Each line of the listing where "Tokens" appears should be reported.
=== Dataset entries ===
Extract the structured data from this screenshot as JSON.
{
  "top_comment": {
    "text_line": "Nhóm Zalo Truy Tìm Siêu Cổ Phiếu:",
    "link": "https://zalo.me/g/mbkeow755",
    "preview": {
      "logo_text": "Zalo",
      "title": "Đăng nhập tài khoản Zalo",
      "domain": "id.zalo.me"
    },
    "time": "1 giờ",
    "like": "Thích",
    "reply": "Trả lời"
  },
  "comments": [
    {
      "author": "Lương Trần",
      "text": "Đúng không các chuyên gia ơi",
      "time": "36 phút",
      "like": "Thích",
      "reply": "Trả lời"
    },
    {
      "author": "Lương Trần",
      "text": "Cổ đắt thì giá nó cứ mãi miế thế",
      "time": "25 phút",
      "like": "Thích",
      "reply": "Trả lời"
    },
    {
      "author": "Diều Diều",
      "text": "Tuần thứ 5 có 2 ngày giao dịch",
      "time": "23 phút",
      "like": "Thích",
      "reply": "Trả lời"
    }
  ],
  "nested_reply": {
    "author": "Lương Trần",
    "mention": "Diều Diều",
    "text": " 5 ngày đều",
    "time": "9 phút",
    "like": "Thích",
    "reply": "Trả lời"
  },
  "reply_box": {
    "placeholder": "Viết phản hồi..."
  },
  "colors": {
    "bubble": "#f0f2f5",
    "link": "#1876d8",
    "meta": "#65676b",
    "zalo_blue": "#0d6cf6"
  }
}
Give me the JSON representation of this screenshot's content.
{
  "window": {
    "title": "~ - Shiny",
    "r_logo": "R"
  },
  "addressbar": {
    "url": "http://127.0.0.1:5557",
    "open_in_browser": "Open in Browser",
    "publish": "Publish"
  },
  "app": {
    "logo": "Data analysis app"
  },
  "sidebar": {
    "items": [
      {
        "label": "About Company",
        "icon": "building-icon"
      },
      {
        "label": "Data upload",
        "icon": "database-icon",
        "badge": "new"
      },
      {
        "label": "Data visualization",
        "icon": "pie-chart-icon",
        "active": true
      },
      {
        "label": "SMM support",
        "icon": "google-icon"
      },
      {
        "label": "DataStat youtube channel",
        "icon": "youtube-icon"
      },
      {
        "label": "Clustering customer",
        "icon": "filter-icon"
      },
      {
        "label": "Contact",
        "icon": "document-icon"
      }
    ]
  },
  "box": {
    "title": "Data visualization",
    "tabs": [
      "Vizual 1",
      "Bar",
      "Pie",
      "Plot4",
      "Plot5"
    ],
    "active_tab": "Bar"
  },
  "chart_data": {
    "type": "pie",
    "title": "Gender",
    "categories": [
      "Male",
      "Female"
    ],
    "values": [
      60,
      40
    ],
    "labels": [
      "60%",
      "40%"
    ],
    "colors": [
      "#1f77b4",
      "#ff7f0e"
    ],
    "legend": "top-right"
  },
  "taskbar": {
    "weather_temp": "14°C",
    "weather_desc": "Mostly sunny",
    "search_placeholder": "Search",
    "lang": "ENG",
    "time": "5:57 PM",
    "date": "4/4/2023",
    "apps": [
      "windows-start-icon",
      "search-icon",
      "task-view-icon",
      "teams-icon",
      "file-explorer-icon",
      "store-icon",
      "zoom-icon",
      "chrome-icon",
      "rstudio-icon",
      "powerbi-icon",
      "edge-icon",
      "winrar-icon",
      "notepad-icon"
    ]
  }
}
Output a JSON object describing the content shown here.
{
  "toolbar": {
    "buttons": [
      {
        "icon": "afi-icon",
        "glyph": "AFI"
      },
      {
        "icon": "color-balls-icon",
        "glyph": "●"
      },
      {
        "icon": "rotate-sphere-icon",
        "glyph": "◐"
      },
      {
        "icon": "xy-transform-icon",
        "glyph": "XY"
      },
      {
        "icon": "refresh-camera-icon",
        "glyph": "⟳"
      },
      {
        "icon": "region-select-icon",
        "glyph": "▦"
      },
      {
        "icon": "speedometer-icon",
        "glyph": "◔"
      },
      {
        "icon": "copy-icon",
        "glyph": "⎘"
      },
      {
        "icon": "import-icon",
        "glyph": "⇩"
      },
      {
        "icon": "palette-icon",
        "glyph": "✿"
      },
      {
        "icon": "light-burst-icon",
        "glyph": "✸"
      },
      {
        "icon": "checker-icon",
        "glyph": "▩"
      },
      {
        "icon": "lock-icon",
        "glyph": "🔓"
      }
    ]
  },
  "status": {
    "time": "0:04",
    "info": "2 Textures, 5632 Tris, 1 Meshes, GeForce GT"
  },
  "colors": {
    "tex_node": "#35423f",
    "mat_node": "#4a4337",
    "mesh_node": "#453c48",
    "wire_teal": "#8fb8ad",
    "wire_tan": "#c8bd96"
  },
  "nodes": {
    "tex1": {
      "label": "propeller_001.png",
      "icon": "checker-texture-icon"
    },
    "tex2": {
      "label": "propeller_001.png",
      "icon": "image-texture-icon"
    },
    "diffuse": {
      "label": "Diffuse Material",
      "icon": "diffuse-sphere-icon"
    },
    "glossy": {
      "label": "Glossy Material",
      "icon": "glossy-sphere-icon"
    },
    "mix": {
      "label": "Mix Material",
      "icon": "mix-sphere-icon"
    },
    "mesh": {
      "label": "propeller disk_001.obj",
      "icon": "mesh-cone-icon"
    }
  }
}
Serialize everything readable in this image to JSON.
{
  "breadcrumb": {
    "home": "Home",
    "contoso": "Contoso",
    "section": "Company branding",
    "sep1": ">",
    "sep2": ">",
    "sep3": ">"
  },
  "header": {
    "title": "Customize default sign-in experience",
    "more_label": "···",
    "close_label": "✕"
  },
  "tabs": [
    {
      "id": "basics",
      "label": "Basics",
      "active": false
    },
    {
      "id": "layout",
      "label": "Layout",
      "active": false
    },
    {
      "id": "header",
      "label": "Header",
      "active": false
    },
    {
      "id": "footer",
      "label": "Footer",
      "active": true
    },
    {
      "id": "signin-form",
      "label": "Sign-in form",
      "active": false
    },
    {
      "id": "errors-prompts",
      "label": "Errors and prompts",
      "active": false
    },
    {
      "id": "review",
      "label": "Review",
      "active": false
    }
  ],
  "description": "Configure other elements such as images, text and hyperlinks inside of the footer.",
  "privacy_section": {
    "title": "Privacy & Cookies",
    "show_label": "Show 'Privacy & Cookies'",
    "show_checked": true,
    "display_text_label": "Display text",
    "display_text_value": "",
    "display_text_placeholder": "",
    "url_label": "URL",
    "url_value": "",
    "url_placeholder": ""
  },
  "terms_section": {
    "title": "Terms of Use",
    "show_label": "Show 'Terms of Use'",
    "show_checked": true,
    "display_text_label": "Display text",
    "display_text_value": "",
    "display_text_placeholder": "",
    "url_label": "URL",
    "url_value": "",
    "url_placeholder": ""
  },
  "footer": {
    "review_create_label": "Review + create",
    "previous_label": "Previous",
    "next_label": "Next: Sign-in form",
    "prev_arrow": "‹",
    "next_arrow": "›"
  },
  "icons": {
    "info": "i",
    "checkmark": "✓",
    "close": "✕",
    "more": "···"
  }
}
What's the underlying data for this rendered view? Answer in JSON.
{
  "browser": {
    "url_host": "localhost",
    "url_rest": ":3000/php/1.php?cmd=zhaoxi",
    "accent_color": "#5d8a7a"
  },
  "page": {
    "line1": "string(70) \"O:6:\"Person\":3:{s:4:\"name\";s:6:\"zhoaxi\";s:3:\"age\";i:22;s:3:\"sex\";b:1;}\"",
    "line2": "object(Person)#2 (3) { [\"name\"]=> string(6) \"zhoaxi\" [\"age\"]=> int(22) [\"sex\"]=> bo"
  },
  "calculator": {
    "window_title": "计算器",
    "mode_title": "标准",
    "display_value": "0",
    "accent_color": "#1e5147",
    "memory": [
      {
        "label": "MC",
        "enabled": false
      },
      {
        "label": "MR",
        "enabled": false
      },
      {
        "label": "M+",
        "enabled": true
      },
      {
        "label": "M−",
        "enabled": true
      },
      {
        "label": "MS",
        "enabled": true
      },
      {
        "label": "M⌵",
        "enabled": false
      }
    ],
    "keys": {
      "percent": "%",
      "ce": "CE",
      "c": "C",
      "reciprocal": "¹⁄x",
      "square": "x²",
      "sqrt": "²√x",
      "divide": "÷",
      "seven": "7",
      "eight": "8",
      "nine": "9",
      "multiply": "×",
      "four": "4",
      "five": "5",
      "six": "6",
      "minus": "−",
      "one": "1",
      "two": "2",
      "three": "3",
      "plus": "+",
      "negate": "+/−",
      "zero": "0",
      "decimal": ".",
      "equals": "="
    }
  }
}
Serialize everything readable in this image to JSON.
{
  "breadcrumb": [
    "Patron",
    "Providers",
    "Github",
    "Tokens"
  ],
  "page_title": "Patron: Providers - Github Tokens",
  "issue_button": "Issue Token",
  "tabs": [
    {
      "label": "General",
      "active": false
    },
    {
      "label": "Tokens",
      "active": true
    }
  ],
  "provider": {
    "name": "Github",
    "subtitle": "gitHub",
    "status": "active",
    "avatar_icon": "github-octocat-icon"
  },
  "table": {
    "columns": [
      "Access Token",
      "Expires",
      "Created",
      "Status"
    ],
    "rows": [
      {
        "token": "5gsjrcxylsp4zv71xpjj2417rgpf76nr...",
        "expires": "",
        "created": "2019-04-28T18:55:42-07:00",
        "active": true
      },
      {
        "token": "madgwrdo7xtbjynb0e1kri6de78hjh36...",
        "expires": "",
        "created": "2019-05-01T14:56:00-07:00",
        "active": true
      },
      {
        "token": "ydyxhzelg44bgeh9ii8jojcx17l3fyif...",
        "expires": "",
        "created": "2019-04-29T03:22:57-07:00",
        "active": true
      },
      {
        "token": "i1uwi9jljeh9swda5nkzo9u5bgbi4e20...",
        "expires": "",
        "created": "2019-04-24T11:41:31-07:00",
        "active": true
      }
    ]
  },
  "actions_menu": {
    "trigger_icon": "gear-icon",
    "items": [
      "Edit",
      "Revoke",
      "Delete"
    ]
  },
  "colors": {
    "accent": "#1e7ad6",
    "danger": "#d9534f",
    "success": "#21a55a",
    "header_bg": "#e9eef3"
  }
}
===
*Response box*
    "Tokens"
  "page_title": "Patron: Providers - Github Tokens",
      "label": "Tokens",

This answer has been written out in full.